:: INSTRUCTIONS FOR THE TASK ::
Copy the full listing, changing nothing.

:: RECORDED DATA ::
====
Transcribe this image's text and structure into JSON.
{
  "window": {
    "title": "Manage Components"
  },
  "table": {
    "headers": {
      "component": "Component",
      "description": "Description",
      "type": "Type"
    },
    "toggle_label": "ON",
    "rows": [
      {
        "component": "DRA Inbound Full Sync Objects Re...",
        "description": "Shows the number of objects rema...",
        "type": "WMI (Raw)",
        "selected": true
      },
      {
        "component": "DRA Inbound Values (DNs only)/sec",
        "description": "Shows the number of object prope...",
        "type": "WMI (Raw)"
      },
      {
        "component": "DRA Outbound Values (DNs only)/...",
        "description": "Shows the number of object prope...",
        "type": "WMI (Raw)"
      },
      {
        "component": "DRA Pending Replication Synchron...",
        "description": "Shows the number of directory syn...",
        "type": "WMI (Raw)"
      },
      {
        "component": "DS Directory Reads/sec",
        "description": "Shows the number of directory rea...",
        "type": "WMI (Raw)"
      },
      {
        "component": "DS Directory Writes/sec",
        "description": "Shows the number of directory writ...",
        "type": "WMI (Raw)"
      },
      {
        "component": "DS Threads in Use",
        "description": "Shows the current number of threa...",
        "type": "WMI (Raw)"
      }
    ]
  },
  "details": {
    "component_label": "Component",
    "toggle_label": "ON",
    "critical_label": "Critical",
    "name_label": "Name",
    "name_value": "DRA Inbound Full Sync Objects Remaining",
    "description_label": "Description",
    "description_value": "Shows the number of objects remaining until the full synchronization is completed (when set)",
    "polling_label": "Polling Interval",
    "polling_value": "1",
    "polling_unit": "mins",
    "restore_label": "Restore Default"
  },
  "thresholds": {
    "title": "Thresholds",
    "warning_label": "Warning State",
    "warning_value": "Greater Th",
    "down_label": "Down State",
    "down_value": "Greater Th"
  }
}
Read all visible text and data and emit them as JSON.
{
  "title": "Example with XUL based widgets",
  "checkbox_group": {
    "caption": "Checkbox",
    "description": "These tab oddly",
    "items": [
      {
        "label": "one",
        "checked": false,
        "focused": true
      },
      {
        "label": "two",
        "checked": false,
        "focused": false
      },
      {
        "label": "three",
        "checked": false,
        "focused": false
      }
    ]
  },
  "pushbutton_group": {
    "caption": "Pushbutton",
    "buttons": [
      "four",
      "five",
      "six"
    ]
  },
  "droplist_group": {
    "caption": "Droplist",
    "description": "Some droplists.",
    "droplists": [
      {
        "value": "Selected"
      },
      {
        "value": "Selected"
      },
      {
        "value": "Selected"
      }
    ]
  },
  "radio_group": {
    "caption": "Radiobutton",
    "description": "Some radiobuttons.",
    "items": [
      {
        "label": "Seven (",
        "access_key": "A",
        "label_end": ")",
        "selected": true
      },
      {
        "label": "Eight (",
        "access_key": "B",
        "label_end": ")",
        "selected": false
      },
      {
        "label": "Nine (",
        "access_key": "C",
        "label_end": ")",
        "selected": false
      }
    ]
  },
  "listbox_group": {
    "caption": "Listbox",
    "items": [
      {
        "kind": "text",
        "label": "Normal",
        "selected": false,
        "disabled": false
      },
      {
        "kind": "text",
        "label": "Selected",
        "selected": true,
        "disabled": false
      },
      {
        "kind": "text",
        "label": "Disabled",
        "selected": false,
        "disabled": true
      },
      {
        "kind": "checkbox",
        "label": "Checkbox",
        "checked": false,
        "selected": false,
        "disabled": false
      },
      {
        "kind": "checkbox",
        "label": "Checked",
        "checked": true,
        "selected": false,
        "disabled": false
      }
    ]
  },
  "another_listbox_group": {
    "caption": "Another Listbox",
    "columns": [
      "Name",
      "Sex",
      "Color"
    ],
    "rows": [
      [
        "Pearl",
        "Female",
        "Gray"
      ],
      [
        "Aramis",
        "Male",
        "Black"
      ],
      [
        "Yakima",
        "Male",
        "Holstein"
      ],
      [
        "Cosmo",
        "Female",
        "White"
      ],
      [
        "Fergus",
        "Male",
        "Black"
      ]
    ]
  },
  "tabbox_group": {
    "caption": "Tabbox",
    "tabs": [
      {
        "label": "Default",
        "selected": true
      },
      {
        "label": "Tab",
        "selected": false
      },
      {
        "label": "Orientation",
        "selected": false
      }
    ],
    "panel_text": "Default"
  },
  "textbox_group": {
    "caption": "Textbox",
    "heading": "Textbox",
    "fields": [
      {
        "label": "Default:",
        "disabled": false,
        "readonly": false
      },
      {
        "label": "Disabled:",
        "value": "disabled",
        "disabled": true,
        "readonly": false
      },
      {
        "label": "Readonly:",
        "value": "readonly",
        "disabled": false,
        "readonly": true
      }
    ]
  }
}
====
:: TASK OUTPUT ::
Transcribe this image's text and structure into JSON.
{
  "window": {
    "title": "Manage Components"
  },
  "table": {
    "headers": {
      "component": "Component",
      "description": "Description",
      "type": "Type"
    },
    "toggle_label": "ON",
    "rows": [
      {
        "component": "DRA Inbound Full Sync Objects Re...",
        "description": "Shows the number of objects rema...",
        "type": "WMI (Raw)",
        "selected": true
      },
      {
        "component": "DRA Inbound Values (DNs only)/sec",
        "description": "Shows the number of object prope...",
        "type": "WMI (Raw)"
      },
      {
        "component": "DRA Outbound Values (DNs only)/...",
        "description": "Shows the number of object prope...",
        "type": "WMI (Raw)"
      },
      {
        "component": "DRA Pending Replication Synchron...",
        "description": "Shows the number of directory syn...",
        "type": "WMI (Raw)"
      },
      {
        "component": "DS Directory Reads/sec",
        "description": "Shows the number of directory rea...",
        "type": "WMI (Raw)"
      },
      {
        "component": "DS Directory Writes/sec",
        "description": "Shows the number of directory writ...",
        "type": "WMI (Raw)"
      },
      {
        "component": "DS Threads in Use",
        "description": "Shows the current number of threa...",
        "type": "WMI (Raw)"
      }
    ]
  },
  "details": {
    "component_label": "Component",
    "toggle_label": "ON",
    "critical_label": "Critical",
    "name_label": "Name",
    "name_value": "DRA Inbound Full Sync Objects Remaining",
    "description_label": "Description",
    "description_value": "Shows the number of objects remaining until the full synchronization is completed (when set)",
    "polling_label": "Polling Interval",
    "polling_value": "1",
    "polling_unit": "mins",
    "restore_label": "Restore Default"
  },
  "thresholds": {
    "title": "Thresholds",
    "warning_label": "Warning State",
    "warning_value": "Greater Th",
    "down_label": "Down State",
    "down_value": "Greater Th"
  }
}
Read all visible text and data and emit them as JSON.
{
  "title": "Example with XUL based widgets",
  "checkbox_group": {
    "caption": "Checkbox",
    "description": "These tab oddly",
    "items": [
      {
        "label": "one",
        "checked": false,
        "focused": true
      },
      {
        "label": "two",
        "checked": false,
        "focused": false
      },
      {
        "label": "three",
        "checked": false,
        "focused": false
      }
    ]
  },
  "pushbutton_group": {
    "caption": "Pushbutton",
    "buttons": [
      "four",
      "five",
      "six"
    ]
  },
  "droplist_group": {
    "caption": "Droplist",
    "description": "Some droplists.",
    "droplists": [
      {
        "value": "Selected"
      },
      {
        "value": "Selected"
      },
      {
        "value": "Selected"
      }
    ]
  },
  "radio_group": {
    "caption": "Radiobutton",
    "description": "Some radiobuttons.",
    "items": [
      {
        "label": "Seven (",
        "access_key": "A",
        "label_end": ")",
        "selected": true
      },
      {
        "label": "Eight (",
        "access_key": "B",
        "label_end": ")",
        "selected": false
      },
      {
        "label": "Nine (",
        "access_key": "C",
        "label_end": ")",
        "selected": false
      }
    ]
  },
  "listbox_group": {
    "caption": "Listbox",
    "items": [
      {
        "kind": "text",
        "label": "Normal",
        "selected": false,
        "disabled": false
      },
      {
        "kind": "text",
        "label": "Selected",
        "selected": true,
        "disabled": false
      },
      {
        "kind": "text",
        "label": "Disabled",
        "selected": false,
        "disabled": true
      },
      {
        "kind": "checkbox",
        "label": "Checkbox",
        "checked": false,
        "selected": false,
        "disabled": false
      },
      {
        "kind": "checkbox",
        "label": "Checked",
        "checked": true,
        "selected": false,
        "disabled": false
      }
    ]
  },
  "another_listbox_group": {
    "caption": "Another Listbox",
    "columns": [
      "Name",
      "Sex",
      "Color"
    ],
    "rows": [
      [
        "Pearl",
        "Female",
        "Gray"
      ],
      [
        "Aramis",
        "Male",
        "Black"
      ],
      [
        "Yakima",
        "Male",
        "Holstein"
      ],
      [
        "Cosmo",
        "Female",
        "White"
      ],
      [
        "Fergus",
        "Male",
        "Black"
      ]
    ]
  },
  "tabbox_group": {
    "caption": "Tabbox",
    "tabs": [
      {
        "label": "Default",
        "selected": true
      },
      {
        "label": "Tab",
        "selected": false
      },
      {
        "label": "Orientation",
        "selected": false
      }
    ],
    "panel_text": "Default"
  },
  "textbox_group": {
    "caption": "Textbox",
    "heading": "Textbox",
    "fields": [
      {
        "label": "Default:",
        "disabled": false,
        "readonly": false
      },
      {
        "label": "Disabled:",
        "value": "disabled",
        "disabled": true,
        "readonly": false
      },
      {
        "label": "Readonly:",
        "value": "readonly",
        "disabled": false,
        "readonly": true
      }
    ]
  }
}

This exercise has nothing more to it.